For an in-depth look at our proprietary Profit Stability Score, watch our latest video.
Among the ratios that help us measure a company’s leverage, we focus on total debt as a percentage of total assets (D/A) and interest coverage. The D/A ratio shows the degree to which a company has used debt to finance its asset base. For example, if a company has a D/A ratio of 30%, creditors finance 30% of its assets, while the company’s owners finance the other 70%. A lower percentage suggests a greater degree of financial flexibility.
The interest coverage ratio measures how comfortably a company can pay interest on its outstanding debt, so the higher the ratio the better. An example is below: Only Company A displays improving financial flexibility. Company B, however, shows a deteriorating financial profile and could be at risk of default if interest rates rise. Applying a numerical score to these metrics helps our team understand how the company has grown and acquired its assets and whether the company’s leverage risk profile is improving or deteriorating.

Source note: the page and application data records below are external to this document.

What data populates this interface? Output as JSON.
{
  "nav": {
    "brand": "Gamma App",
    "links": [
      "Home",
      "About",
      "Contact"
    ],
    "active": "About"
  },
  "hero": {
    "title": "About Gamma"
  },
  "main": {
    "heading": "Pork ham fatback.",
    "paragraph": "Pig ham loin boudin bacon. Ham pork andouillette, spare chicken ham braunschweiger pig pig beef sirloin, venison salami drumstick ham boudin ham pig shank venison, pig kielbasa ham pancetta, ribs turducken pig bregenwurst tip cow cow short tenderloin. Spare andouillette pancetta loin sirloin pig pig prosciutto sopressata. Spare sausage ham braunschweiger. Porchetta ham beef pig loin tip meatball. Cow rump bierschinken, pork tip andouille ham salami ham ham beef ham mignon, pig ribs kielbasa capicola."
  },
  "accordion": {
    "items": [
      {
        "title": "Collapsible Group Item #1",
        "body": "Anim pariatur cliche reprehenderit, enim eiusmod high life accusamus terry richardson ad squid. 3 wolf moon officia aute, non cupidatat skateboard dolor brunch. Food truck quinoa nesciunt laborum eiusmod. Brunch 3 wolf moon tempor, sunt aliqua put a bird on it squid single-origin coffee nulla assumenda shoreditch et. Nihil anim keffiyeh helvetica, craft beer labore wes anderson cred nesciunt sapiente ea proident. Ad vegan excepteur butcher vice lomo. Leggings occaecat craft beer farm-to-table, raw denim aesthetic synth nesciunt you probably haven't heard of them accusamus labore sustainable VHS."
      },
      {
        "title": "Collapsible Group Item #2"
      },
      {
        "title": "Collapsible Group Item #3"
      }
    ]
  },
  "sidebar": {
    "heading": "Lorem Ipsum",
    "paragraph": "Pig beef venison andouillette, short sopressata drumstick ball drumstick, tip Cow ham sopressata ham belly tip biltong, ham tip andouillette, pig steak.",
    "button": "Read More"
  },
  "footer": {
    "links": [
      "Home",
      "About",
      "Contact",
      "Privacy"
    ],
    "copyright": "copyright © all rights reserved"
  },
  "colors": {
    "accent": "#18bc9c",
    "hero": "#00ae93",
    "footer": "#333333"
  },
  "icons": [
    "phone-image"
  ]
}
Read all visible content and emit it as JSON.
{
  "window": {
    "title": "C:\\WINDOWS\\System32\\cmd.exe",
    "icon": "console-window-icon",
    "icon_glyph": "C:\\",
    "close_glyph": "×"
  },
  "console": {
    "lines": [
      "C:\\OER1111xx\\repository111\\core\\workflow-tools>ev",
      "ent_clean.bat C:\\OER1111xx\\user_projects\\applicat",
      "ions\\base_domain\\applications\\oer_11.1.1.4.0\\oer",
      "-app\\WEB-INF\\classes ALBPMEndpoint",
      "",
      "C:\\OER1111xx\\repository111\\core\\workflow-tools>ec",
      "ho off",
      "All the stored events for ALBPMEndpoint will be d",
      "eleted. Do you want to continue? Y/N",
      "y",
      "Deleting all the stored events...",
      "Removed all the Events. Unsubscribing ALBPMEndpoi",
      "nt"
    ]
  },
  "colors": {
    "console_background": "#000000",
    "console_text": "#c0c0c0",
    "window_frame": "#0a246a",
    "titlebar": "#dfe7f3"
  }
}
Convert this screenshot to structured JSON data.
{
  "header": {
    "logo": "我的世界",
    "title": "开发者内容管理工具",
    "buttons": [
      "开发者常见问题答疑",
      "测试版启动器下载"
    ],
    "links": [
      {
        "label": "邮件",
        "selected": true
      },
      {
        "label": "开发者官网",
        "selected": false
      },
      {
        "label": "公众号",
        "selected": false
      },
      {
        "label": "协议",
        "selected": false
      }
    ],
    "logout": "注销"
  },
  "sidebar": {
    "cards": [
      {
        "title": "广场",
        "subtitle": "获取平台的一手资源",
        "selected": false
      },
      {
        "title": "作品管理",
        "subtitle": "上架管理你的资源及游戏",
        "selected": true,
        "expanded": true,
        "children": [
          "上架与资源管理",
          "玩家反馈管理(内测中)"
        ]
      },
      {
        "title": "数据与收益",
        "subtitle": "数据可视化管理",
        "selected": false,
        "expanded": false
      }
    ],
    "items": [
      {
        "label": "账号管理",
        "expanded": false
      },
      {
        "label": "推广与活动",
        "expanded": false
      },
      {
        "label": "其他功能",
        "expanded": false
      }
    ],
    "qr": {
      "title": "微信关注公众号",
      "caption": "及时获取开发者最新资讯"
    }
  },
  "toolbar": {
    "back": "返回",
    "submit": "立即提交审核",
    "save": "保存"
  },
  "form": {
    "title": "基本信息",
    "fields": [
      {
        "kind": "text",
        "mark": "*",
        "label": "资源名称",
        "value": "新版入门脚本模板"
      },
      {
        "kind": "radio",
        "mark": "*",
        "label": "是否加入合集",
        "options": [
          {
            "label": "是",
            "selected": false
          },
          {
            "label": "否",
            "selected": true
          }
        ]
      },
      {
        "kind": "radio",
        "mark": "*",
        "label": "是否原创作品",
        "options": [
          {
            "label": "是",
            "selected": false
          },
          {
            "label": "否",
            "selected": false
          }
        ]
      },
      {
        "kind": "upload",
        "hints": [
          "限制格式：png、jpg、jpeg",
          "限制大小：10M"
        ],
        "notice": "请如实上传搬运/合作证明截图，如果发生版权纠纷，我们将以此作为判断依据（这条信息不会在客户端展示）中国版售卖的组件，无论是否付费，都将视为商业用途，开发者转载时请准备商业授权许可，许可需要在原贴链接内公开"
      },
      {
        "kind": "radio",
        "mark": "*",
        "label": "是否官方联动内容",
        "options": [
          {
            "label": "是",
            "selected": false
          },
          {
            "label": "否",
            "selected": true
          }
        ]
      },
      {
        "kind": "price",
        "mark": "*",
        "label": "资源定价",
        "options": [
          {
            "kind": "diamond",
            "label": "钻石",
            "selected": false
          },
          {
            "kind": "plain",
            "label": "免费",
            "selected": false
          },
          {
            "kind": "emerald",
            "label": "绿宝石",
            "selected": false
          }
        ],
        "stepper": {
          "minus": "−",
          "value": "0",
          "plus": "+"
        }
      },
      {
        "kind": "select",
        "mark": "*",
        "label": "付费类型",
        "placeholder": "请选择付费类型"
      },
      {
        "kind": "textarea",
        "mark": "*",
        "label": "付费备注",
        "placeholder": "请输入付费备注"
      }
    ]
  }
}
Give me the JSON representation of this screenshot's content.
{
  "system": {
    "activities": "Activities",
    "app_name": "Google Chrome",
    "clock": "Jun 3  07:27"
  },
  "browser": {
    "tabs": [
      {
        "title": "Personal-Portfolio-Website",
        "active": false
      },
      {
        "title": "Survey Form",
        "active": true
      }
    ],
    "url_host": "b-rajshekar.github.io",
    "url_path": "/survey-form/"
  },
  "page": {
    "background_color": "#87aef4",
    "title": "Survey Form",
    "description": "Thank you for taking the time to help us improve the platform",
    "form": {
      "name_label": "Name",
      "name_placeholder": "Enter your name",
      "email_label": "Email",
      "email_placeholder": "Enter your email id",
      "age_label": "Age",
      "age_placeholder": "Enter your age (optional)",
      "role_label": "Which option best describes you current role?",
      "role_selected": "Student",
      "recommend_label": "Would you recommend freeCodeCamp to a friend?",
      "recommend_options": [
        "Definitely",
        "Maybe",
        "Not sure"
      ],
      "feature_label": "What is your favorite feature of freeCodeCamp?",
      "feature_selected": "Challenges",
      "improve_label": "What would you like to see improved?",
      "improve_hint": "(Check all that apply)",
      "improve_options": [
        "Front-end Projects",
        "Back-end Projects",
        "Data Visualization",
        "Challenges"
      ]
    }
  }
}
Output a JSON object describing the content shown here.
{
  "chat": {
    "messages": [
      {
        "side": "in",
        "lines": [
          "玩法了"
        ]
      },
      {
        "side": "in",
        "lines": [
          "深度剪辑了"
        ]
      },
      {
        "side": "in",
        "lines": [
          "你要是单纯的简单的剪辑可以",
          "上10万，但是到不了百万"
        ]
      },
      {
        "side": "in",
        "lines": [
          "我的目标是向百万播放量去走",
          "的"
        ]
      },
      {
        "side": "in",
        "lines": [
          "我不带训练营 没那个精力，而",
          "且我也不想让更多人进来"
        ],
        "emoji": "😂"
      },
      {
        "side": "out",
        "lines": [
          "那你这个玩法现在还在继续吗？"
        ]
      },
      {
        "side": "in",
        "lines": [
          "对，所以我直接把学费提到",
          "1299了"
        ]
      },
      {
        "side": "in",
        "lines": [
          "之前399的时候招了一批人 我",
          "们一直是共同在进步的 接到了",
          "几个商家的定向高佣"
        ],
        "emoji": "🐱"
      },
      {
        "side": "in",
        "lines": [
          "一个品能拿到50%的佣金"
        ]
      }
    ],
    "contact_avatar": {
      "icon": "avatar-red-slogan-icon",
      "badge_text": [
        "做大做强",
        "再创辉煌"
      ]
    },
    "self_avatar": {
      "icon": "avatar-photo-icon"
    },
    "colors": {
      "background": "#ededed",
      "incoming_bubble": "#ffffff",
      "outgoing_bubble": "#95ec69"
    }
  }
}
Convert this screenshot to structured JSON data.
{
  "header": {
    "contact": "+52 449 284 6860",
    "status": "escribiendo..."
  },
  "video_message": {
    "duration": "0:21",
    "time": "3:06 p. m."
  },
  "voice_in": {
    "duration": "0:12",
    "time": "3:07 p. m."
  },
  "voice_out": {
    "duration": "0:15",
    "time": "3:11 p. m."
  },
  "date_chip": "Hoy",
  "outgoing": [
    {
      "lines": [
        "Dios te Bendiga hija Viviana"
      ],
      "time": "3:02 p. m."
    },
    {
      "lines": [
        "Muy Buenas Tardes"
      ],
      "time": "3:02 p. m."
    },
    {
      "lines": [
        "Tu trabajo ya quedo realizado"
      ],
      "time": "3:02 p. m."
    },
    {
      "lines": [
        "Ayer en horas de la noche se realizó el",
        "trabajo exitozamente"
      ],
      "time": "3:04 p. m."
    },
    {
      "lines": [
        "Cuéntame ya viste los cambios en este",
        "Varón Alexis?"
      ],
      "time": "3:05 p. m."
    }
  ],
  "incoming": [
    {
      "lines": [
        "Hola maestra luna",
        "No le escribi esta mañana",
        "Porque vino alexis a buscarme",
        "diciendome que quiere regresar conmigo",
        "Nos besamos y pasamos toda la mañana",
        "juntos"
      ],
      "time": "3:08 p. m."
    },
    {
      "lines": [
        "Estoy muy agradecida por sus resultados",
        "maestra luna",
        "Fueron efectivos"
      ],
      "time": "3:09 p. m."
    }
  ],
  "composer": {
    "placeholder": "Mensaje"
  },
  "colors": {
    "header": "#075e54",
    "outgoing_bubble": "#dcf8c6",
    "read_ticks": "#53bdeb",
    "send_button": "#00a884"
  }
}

While valuations and historical growth rates give us clues to the market’s estimate of the company’s value, ratios like Return on Invested Capital (ROIC) allow our team to understand the quality of the underlying business. ROIC shows how much profit the company earns for each dollar it invests in its business, or how much value is the company creating. This score helps us understand whether companies are generating surplus value for shareholders or potentially destroying value.
To better explain, in the chart below, Company A has seen improving ROIC over last decade while Company B has seen deteriorating ROIC. Judging by this ratio, it appears that Company A has been able to turn its top line revenue into additional profits and may be gaining a competitive advantage against peers, while company B may be better off allocating capital elsewhere.
We combine all five of these scores together to help our team zero in on the highest quality companies that may be undervalued by the market. Stocks that score at the top of our list then undergo an in-depth and rigorous analysis by our Investment Committee. This analysis includes reviewing annual and quarterly company reports, analyzing company financials, evaluating competitive advantages, reviewing news items or presentations related to the company, building financial models to understand the company’s profitability and growth potential, and interviewing company investor relations representatives.
Our analysts then prepare and present internal research reports to the Investment Committee. Only if the stock has the unanimous support of the committee does it join GHPIA’s buy list. Even then, the process continues, as the committee routinely evaluates each stock in GHPIA client portfolios to make sure it still adheres to our benchmarks.
By the time a stock makes it into your portfolio, you can be certain it has been through multiple stages of analysis. You can also be certain we will continue to monitor it, ensuring our long-term outlook for the company is still favorable and the stock remains an appropriate selection for your investment strategy.
Investment Insight is published as a service to our clients and other interested parties. This material is not intended to be relied upon as a forecast, research, investment, accounting, legal or tax advice, and is not a recommendation, offer or solicitation to buy or sell any securities or to adopt any investment strategy. The views and strategies described may not be suitable for all investors. References to specific securities, asset classes and financial markets are for illustrative purposes only. Past performance is no guarantee of future results.